And from and after July 1, 1898, the provisions of this paragraph apply as well to original domestic money orders, issued by the United States, and the price of such money orders is increased by a sum equal to the value of the stamps herein provided for. Bills of exchange (foreign) or letters of credit, orders by telegraph or express,
drawn in but payable out of the United States, singly or in sets of three or more, for not more than $100, and for each $100 or fraction in excess.
04 Sets of two or more, for not more than $100, or for each fraction in excess of $100.
02 Bills of lading or receipt (not chartered party) for goods, etc., to be exported
from the United States to a foreign port (except United States to British North America) by vessel...
10 Bills of lading for goods, etc., shipped from one pcint to another within the
United States, by express or freight, and to each bill of lading, manifest or other memorandum, and to each duplicate thereof...
01 Telephone messages or conversations costing 15 cents or more: Owners or per
song operating telephone line to make sworn return on or before the 15th of each month as to number of such messages or conversations transmitted during preceding months (see also Section 18)...
01 Bonds: Indemnity, and all other bonds of ary description, except those required in legal proceedings, not otherwise herein provided for...
50 Certificate of profits, or any certificate or memorandum showing an interest in
the property or accumulation of any association, company, or corporation, and on all transfers thereof, on each $100 of face value, or fraction thereof.. Certificate of damage, or otherwise, and all certificates or documents issued by any port warden, marine surveyor, or others acting as such...
25 Certificate of any description required by law, not otherwise specified in this act. 10 Charter party: Contract or agreement for the charter of any ship, or vessel,
or steamer, or any letter, memorandum, or other writing between the captain, master, et al., acting as agent, etc., for or relating to such charter, or any renewal or transfer thereof, vessels not over 300 tons.
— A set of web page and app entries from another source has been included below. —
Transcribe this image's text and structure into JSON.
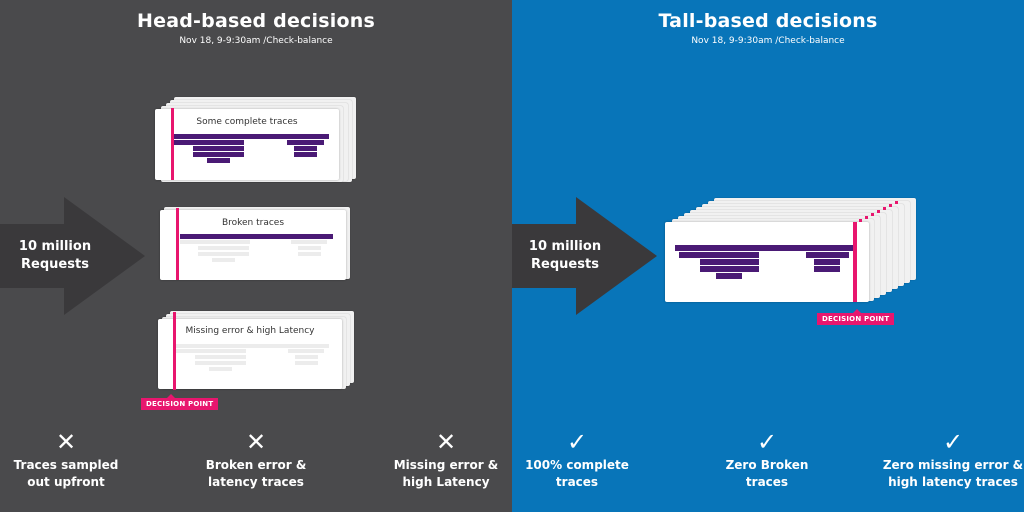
{
  "left": {
    "title": "Head-based decisions",
    "subtitle": "Nov 18, 9-9:30am /Check-balance",
    "arrow_text": [
      "10 million",
      "Requests"
    ],
    "cards": [
      {
        "label": "Some complete traces"
      },
      {
        "label": "Broken traces"
      },
      {
        "label": "Missing error & high Latency"
      }
    ],
    "decision_point": "DECISION POINT",
    "results": [
      {
        "icon": "✕",
        "line1": "Traces sampled",
        "line2": "out upfront"
      },
      {
        "icon": "✕",
        "line1": "Broken error &",
        "line2": "latency traces"
      },
      {
        "icon": "✕",
        "line1": "Missing error &",
        "line2": "high Latency"
      }
    ]
  },
  "right": {
    "title": "Tall-based decisions",
    "subtitle": "Nov 18, 9-9:30am /Check-balance",
    "arrow_text": [
      "10 million",
      "Requests"
    ],
    "decision_point": "DECISION POINT",
    "results": [
      {
        "icon": "✓",
        "line1": "100% complete",
        "line2": "traces"
      },
      {
        "icon": "✓",
        "line1": "Zero Broken",
        "line2": "traces"
      },
      {
        "icon": "✓",
        "line1": "Zero missing error &",
        "line2": "high latency traces"
      }
    ]
  },
  "colors": {
    "left_bg": "#4a4a4c",
    "right_bg": "#0875b9",
    "arrow": "#3a393b",
    "trace_bar": "#4a1a75",
    "decision_point": "#e8166e"
  }
}
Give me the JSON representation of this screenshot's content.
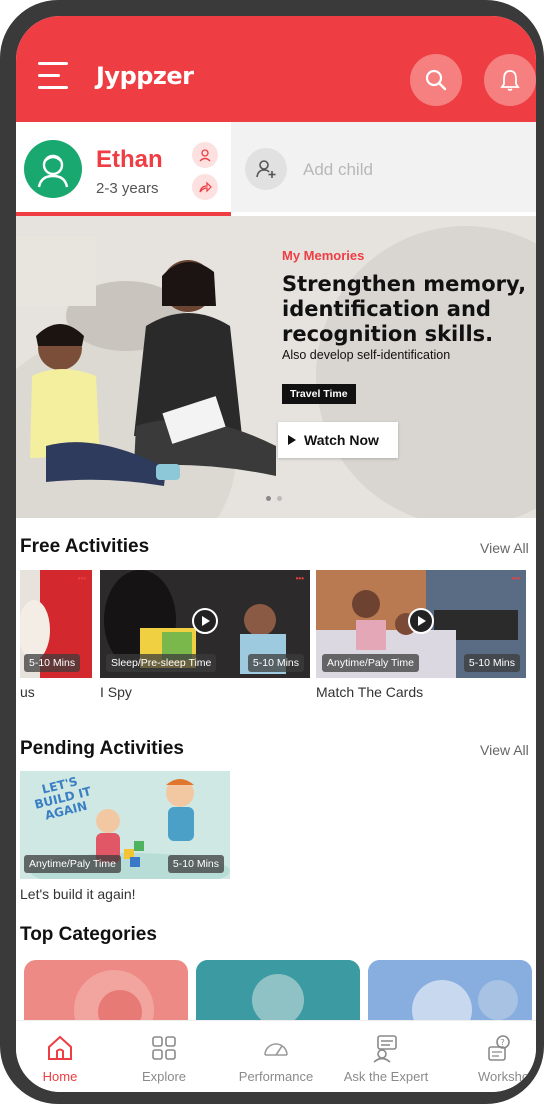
{
  "app": {
    "logo": "Jyppzer",
    "brand_color": "#ee3e43"
  },
  "header": {
    "menu_icon": "hamburger-icon",
    "search_icon": "search-icon",
    "notification_icon": "bell-icon"
  },
  "child_selector": {
    "active_child": {
      "name": "Ethan",
      "age": "2-3 years"
    },
    "add_child_label": "Add child"
  },
  "banner": {
    "tag": "My Memories",
    "heading": "Strengthen memory, identification and recognition skills.",
    "subheading": "Also develop self-identification",
    "pill": "Travel Time",
    "cta": "Watch Now",
    "slides": 2,
    "active_slide": 1
  },
  "free_activities": {
    "title": "Free Activities",
    "view_all": "View All",
    "cards": [
      {
        "caption": "us",
        "time": "5-10 Mins",
        "category": ""
      },
      {
        "caption": "I Spy",
        "time": "5-10 Mins",
        "category": "Sleep/Pre-sleep Time"
      },
      {
        "caption": "Match The Cards",
        "time": "5-10 Mins",
        "category": "Anytime/Paly Time"
      }
    ]
  },
  "pending_activities": {
    "title": "Pending Activities",
    "view_all": "View All",
    "cards": [
      {
        "caption": "Let's build it again!",
        "time": "5-10 Mins",
        "category": "Anytime/Paly Time",
        "art_text": "LET'S BUILD IT AGAIN"
      }
    ]
  },
  "top_categories": {
    "title": "Top Categories"
  },
  "bottom_nav": {
    "items": [
      {
        "label": "Home",
        "icon": "home-icon",
        "active": true
      },
      {
        "label": "Explore",
        "icon": "grid-icon",
        "active": false
      },
      {
        "label": "Performance",
        "icon": "gauge-icon",
        "active": false
      },
      {
        "label": "Ask the Expert",
        "icon": "expert-icon",
        "active": false
      },
      {
        "label": "Workshop",
        "icon": "workshop-icon",
        "active": false
      }
    ]
  }
}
3 00 Vessels over 300 and not over 600 tons..
5 00 Vessels over 600 tons..
10 00 Contract: Broker's note, or memorandum of sale of goods, merchandise, stocks,
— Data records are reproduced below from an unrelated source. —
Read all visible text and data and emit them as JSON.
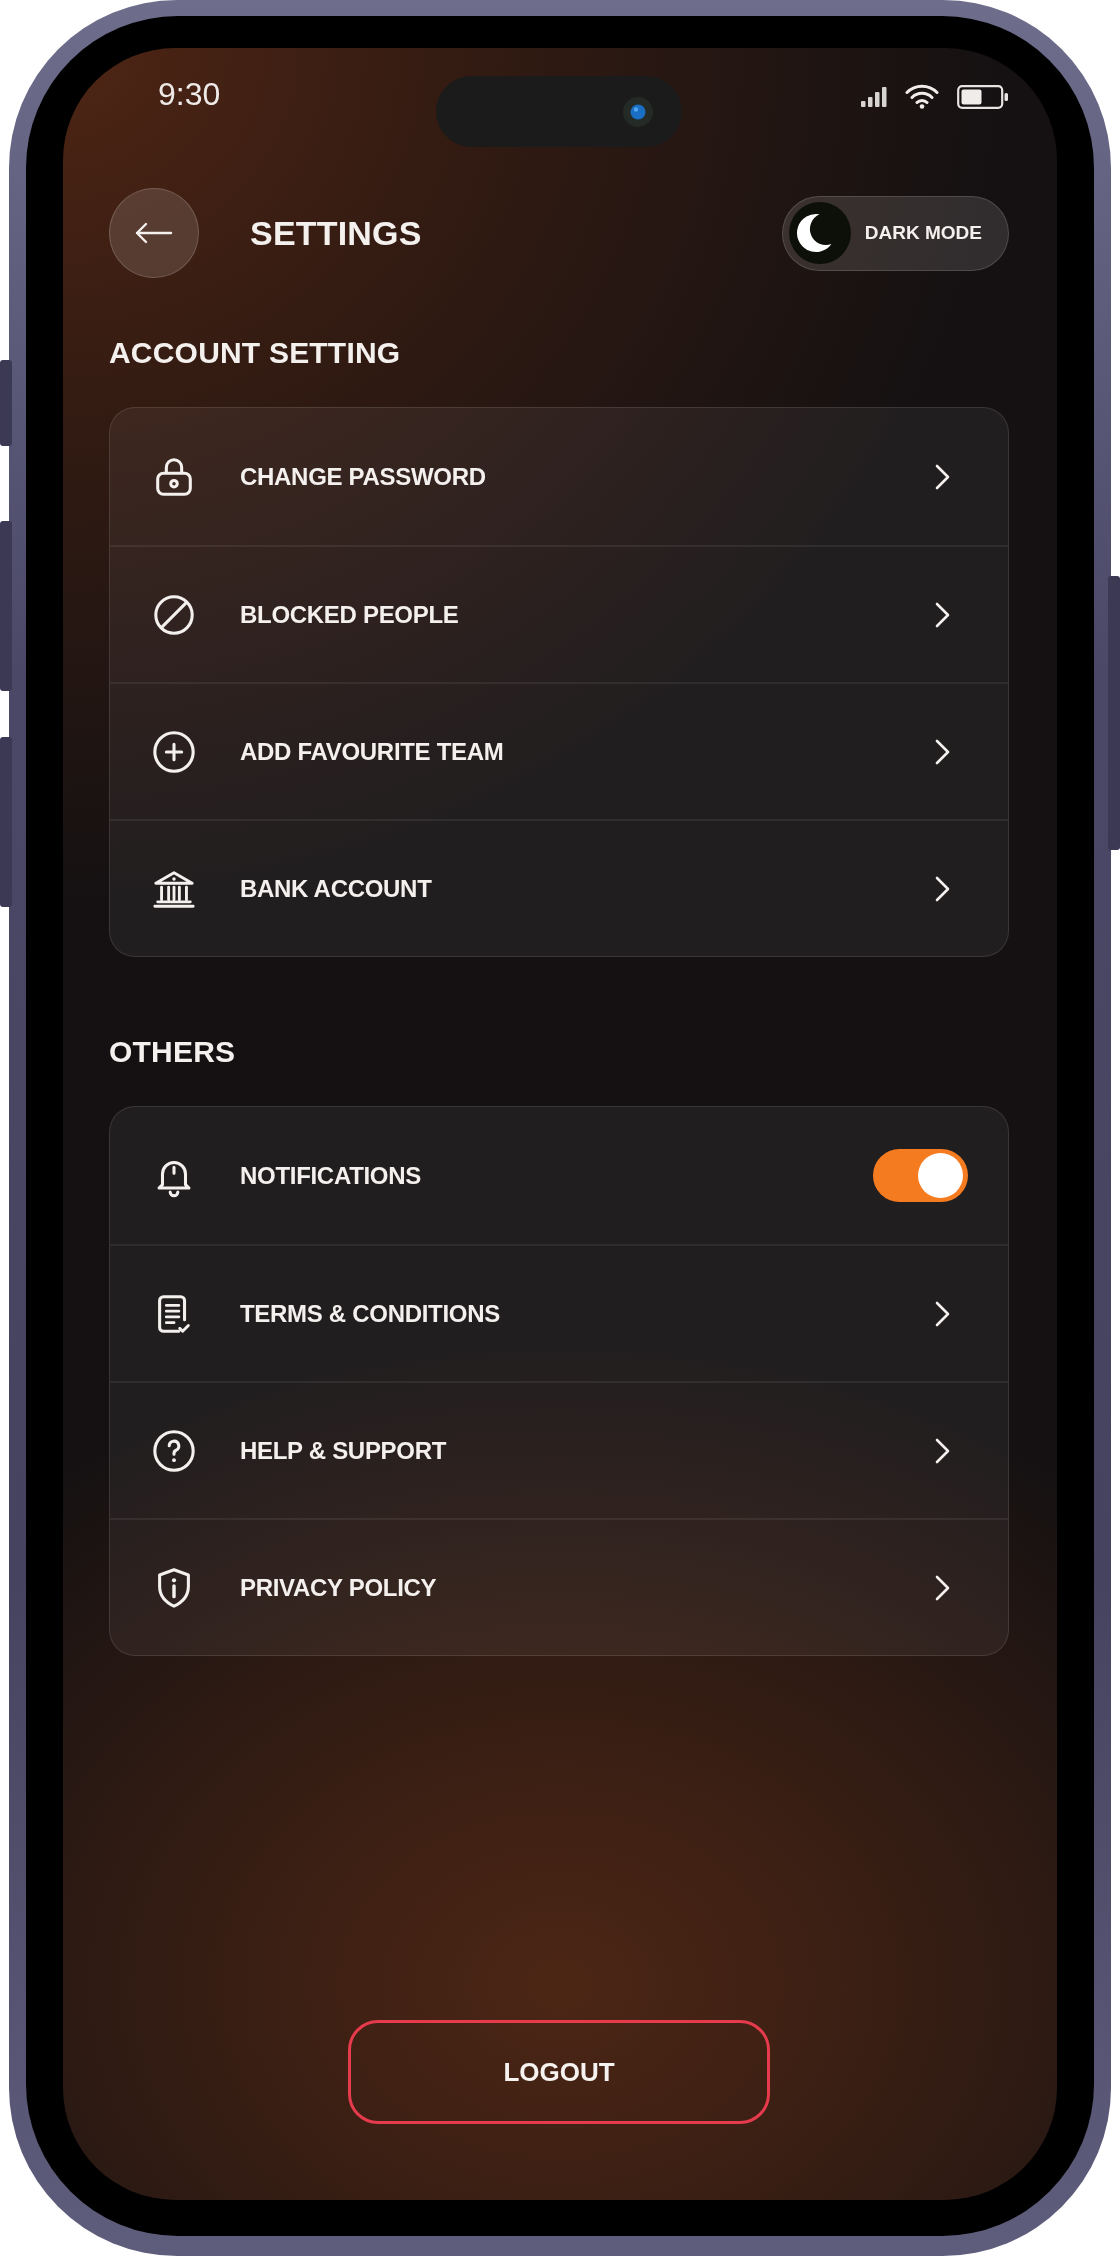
{
  "status_bar": {
    "time": "9:30"
  },
  "header": {
    "title": "SETTINGS",
    "dark_mode": {
      "label": "DARK MODE"
    }
  },
  "sections": [
    {
      "title": "ACCOUNT SETTING",
      "items": [
        {
          "label": "CHANGE PASSWORD",
          "kind": "link"
        },
        {
          "label": "BLOCKED PEOPLE",
          "kind": "link"
        },
        {
          "label": "ADD FAVOURITE TEAM",
          "kind": "link"
        },
        {
          "label": "BANK ACCOUNT",
          "kind": "link"
        }
      ]
    },
    {
      "title": "OTHERS",
      "items": [
        {
          "label": "NOTIFICATIONS",
          "kind": "toggle",
          "on": true
        },
        {
          "label": "TERMS & CONDITIONS",
          "kind": "link"
        },
        {
          "label": "HELP & SUPPORT",
          "kind": "link"
        },
        {
          "label": "PRIVACY POLICY",
          "kind": "link"
        }
      ]
    }
  ],
  "logout": {
    "label": "LOGOUT"
  }
}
bonds, exchange, notes of hand, real estate, or other property, each note or memorandum of sale not otherwise provided for in this act..
10 Conveyance: Deed, etc., conveying lands, tenements, other realty sold, granted, etc., over $100 and not over $500..
50 Each additional $500, or fraction thereof over $500.
50 Dispatch, telegraphic: Any dispatch or message.
01 Entry of goods, wares or merchandise at Custom House, not over $100 in value. 25 Over $100 and not over $500 in value...
50 Over $500 in value...
100 Entry for withdrawal from customs bonded warehouse.
50 Insurance (life): Policy of insurance, each $100 or fraction thereof.
08 Except on industrial or weekly payment plan, when the tax is on the amount of first weekly premium at....
40% Returns are to be made monthly.
Provided further, section does not apply to fraternal, beneficiary societies or orders, or farmers' co-operative companies, or employes' relief associations on the lodge system, and solely for members' benefit and not for profit. Insurance (marine, inland, fire): Each policy on each $1 or fraction thereof.... 14